TO DO: Search the records below for the string "scribble", and report each line that contains it.

DATA:
★ ★ ★ ★
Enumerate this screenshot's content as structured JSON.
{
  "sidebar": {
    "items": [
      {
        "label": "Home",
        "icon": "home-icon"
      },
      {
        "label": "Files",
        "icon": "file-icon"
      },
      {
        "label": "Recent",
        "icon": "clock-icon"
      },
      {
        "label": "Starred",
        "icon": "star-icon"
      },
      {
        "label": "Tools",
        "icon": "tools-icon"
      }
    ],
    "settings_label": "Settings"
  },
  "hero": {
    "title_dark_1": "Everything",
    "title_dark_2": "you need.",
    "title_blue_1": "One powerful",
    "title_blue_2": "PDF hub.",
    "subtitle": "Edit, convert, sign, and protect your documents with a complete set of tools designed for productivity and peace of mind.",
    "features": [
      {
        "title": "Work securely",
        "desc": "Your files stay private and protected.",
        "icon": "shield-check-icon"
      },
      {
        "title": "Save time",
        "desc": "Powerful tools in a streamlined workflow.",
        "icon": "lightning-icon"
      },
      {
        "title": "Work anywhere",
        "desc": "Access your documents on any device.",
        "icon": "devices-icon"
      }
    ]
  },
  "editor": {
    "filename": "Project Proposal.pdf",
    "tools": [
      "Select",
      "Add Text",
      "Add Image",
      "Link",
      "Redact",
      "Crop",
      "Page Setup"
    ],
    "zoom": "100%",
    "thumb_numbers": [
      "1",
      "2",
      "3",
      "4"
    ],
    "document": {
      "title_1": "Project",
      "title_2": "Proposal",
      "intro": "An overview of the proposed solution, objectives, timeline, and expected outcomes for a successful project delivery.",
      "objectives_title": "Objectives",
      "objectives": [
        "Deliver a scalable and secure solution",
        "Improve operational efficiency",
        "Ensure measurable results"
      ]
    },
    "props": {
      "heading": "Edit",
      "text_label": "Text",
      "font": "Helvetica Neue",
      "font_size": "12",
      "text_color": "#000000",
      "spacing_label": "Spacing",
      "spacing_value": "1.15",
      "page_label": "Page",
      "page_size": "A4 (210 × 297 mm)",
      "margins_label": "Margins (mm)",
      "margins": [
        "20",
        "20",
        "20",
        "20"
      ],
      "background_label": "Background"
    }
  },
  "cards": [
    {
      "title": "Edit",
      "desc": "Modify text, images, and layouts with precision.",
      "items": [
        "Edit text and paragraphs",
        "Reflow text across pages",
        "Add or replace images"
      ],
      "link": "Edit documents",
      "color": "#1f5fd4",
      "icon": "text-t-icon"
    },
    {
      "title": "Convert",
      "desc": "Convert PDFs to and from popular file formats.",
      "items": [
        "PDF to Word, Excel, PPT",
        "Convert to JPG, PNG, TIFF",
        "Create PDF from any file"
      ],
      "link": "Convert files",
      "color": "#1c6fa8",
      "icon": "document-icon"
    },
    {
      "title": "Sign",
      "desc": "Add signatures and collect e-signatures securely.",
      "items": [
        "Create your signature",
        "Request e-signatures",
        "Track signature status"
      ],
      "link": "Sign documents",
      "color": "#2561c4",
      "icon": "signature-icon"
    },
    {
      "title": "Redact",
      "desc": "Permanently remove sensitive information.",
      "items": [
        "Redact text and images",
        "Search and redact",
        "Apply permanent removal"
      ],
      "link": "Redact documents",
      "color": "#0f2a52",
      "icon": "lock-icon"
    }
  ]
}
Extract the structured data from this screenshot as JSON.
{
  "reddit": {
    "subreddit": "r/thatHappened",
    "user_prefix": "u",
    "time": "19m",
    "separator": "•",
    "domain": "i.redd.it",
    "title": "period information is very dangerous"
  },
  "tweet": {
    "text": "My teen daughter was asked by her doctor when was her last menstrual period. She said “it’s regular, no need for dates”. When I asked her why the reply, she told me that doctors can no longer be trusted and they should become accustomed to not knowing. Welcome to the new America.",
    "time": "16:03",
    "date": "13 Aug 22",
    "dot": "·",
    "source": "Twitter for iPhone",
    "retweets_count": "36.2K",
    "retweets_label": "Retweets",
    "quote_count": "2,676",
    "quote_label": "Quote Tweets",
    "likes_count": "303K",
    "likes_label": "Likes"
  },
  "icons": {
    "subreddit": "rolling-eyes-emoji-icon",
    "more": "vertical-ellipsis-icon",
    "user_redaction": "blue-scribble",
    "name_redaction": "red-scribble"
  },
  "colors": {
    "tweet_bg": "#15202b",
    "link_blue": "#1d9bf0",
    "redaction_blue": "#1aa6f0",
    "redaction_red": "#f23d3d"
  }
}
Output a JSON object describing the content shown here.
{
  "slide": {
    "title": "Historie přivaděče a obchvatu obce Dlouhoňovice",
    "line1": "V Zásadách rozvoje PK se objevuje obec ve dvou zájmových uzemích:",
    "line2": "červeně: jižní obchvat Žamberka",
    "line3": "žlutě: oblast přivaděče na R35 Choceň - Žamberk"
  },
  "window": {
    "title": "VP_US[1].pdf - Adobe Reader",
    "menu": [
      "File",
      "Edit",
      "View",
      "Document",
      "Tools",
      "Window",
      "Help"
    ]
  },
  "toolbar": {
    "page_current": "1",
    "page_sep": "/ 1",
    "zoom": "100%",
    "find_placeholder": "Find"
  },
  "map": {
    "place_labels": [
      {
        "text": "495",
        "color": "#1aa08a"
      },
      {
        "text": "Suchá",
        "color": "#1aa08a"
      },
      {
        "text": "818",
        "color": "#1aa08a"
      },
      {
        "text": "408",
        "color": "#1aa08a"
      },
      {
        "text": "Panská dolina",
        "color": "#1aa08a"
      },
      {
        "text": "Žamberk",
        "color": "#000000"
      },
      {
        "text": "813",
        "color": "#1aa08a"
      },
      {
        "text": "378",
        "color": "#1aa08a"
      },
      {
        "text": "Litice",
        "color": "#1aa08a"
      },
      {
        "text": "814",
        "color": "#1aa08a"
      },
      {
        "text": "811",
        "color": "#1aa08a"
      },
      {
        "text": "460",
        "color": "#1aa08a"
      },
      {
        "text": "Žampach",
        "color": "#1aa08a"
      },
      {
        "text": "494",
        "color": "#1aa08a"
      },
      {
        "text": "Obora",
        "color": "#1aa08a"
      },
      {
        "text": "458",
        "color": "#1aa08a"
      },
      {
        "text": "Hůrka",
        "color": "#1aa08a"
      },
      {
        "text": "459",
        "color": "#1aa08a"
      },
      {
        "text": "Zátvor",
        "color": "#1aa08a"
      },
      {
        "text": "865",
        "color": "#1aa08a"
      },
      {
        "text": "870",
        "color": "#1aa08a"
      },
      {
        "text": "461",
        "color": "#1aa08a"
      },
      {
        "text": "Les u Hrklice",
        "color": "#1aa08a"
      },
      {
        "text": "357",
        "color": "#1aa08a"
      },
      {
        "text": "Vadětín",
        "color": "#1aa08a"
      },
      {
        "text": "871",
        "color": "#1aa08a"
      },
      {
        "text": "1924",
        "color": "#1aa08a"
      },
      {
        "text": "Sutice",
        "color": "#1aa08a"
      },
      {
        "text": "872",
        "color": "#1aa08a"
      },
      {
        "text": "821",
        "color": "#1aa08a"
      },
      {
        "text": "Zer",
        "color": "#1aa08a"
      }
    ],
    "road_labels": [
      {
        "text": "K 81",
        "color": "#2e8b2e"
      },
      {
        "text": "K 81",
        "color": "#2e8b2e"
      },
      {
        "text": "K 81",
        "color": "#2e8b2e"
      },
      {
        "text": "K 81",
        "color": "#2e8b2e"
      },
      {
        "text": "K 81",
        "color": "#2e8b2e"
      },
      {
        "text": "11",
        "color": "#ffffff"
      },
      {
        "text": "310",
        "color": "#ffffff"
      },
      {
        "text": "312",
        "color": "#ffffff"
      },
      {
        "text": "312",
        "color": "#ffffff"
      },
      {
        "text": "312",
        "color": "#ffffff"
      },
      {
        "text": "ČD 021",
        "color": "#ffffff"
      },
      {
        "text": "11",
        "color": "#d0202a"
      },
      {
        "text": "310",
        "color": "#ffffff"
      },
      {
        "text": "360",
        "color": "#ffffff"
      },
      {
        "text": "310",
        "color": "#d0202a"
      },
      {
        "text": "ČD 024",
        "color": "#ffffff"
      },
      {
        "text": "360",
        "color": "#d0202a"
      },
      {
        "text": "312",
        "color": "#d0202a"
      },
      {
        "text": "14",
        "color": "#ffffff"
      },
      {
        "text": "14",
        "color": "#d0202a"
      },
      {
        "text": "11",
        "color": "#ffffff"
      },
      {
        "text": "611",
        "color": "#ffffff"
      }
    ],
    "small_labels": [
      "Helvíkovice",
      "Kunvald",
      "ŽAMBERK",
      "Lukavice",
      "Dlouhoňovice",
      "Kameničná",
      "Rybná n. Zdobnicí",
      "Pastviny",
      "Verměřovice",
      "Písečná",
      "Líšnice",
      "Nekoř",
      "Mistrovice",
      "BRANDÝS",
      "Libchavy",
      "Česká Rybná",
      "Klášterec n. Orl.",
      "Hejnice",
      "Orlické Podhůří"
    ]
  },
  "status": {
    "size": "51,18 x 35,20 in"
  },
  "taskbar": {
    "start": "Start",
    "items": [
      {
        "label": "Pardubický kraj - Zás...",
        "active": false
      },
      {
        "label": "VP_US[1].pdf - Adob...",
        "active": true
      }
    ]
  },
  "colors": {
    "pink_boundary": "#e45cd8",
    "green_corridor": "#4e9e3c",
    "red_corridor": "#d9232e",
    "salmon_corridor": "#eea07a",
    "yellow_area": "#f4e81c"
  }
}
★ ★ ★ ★
ANSWER TO THE EXERCISE:
    "user_redaction": "blue-scribble",
    "name_redaction": "red-scribble"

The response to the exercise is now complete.